But soon after the release of 10.1 it because apparent that Quark had completely dropped the ball by releasing a version that was both unstable and, in some cases, painfully slow. So four months later saw another free update of which Matthias Guenther, Director of the Desktop Business Unit for Quark Software said, “During the development phase, QuarkXPress 10.2 was tested extensively by pre-release testers around the world who reported significant performance improvements relative to previous versions of QuarkXPress.” Of course, in this context the word "significant" is... well, significant.

To ease the pain, 10.2 also included some new functionality. It was now possible to track changes within documents via redlining, which was handy. But the spell checker still didn''t employ red and green underlines for spell and grammar checking. Yes, it was possible to add "sticky notes" within documents, to be used as reminders and comments. Nice but more importantly, why did XPress still provide no footnote functionality, was it really that difficult? Version 10.1 seemed to make a wide range of output unreliable, which 10.2 seemed to fix. Control over hyphenation exceptions was also improved. Other such updates followed, up to 10.5.

QuarkXPress 2015 moved to a 64-bit architecture, as well adding multi-threading to its text engine. New functionality included support for PDF/X-4 output; the ability to create fixed layout ePub documents with interactive elements, such as scrollable areas, page flips and animations; automatic footnotes and endnotes; a faster, alternative table tool; and content variables for automatically populating reoccurring fields.

So what's new in QuarkXPress 2016, you ask? One promising initiative is that of making it easier to integrate files created with a wide variety of other applications. For example, we're told that "QuarkXPress is the first layout application to import PDF, Illustrator and EPS files and convert them to native objects." It's not entirely clear whether converting imported documents is always the best approach, as opposed to performing round-trip editing, especially since Quark adds a discrete asterisk and the words "Restrictions apply." But if it works perfectly, importing PDF ads into layouts and being able to edit them, for example, would be very handy indeed. Related is the ability to copy items from other applications such as PowerPoint, Illustrator or even InDesign and paste them into a QuarkXPress layout as "Native QuarkXPress Objects." That sounds quite valuable, although again "Restrictions apply."
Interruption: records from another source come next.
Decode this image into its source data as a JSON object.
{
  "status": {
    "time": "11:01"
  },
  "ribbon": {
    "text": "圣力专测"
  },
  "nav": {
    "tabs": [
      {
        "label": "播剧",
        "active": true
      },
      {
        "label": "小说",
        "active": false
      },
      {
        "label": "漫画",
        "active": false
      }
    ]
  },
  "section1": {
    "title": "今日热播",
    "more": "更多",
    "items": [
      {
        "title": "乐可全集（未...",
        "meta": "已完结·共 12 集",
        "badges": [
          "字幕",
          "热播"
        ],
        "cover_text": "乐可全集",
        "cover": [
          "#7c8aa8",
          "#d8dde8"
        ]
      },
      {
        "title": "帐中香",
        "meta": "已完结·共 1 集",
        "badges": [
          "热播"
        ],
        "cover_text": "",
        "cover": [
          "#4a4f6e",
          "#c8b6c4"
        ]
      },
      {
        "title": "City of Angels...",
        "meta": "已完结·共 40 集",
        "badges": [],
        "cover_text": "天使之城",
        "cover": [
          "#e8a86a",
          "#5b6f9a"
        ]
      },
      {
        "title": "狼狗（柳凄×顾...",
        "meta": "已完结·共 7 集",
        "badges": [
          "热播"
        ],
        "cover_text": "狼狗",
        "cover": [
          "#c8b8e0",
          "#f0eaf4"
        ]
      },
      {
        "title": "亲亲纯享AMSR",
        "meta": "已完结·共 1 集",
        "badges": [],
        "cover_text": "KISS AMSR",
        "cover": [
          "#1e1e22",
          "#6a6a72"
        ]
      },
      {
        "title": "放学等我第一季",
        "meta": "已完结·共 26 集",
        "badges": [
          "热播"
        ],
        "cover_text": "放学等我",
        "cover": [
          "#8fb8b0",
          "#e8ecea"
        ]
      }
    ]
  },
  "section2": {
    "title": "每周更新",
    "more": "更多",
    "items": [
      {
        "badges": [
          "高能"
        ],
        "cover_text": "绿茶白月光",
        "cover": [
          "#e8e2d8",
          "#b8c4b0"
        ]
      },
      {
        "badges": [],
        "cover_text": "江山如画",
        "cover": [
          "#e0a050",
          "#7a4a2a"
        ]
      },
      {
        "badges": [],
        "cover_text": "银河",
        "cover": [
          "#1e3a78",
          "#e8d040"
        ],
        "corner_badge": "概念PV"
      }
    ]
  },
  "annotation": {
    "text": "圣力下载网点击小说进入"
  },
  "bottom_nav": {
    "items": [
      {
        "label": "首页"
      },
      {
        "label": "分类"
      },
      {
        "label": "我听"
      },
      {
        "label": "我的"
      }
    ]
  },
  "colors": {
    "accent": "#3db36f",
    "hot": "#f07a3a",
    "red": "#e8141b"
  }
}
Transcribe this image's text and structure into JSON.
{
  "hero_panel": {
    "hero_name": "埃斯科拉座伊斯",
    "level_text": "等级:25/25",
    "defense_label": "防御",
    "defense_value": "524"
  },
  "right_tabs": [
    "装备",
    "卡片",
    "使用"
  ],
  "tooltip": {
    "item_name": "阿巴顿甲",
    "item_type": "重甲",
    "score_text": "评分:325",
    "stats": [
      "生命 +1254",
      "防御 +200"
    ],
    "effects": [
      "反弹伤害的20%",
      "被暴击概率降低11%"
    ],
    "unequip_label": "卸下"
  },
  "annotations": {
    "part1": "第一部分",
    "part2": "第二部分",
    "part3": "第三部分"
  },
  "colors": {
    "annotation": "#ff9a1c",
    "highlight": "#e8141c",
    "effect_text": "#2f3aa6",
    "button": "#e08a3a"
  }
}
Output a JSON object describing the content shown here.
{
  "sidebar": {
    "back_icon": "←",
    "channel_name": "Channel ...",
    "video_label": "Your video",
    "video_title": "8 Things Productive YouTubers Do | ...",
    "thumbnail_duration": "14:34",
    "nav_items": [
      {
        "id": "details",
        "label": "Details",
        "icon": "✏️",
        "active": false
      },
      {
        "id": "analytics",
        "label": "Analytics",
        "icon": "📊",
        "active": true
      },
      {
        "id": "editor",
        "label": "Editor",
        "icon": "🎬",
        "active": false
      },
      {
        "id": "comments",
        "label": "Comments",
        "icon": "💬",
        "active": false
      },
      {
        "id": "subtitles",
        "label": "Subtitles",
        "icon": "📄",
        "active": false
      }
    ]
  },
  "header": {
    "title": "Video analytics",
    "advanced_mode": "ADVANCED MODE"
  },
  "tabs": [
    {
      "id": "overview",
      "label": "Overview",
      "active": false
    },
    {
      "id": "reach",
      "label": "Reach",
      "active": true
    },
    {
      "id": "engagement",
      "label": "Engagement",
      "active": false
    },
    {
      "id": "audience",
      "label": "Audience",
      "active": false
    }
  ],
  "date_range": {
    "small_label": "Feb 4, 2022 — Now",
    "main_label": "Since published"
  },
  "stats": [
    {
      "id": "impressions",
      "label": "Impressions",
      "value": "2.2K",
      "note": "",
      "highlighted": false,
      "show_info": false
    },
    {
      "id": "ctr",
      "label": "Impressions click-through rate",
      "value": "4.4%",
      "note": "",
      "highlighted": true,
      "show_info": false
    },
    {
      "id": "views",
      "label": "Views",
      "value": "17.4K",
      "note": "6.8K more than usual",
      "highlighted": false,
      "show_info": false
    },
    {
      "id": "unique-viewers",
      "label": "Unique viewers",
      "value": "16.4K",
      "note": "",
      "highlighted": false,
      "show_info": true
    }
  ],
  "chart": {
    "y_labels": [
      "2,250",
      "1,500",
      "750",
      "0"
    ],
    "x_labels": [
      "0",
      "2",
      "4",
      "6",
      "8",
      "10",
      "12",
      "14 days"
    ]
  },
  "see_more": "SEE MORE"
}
Another significant advance is the possibility to create fixed-layout HTML5 versions of XPress documents, with Quark stating that XPress is "Quite possibly the easiest way to share your final magazine, newspaper, comics, reports, ads and more." Comics? But beyond that the words "quite possibly" are quite pesky. What does Quark mean? Is XPress or isn't it the easiest tool for this? More conviction would inspire confidence. XPress also now delivers multi-color gradients that are claimed to be "best in class." Here Quark refers to InDesign obliquely by stating that "Unlike other layout software, you can even set different opacity levels for each color stop."

There are a number of other minor feature additions and improvements (with the new color picker being a standout) but those are the high points. Don't misunderstand, here at Graphics.com we're far from being Adobe fanboys. Quite the contrary, we like nothing better than compelling alternatives to the Creative Cloud offerings. Overall this is a more ambitious update than 2015's offering but one of the main attractions of XPress remains the absence of a subscription model, coupled with an upgrade policy that includes the antique version 3. As with InDesign, XPress can be installed on two machines, whether Mac or Windows. QuarkXPress 2016 is available for purchase on the Quark site for $849, with upgrades priced at $349. A trial version is available for download.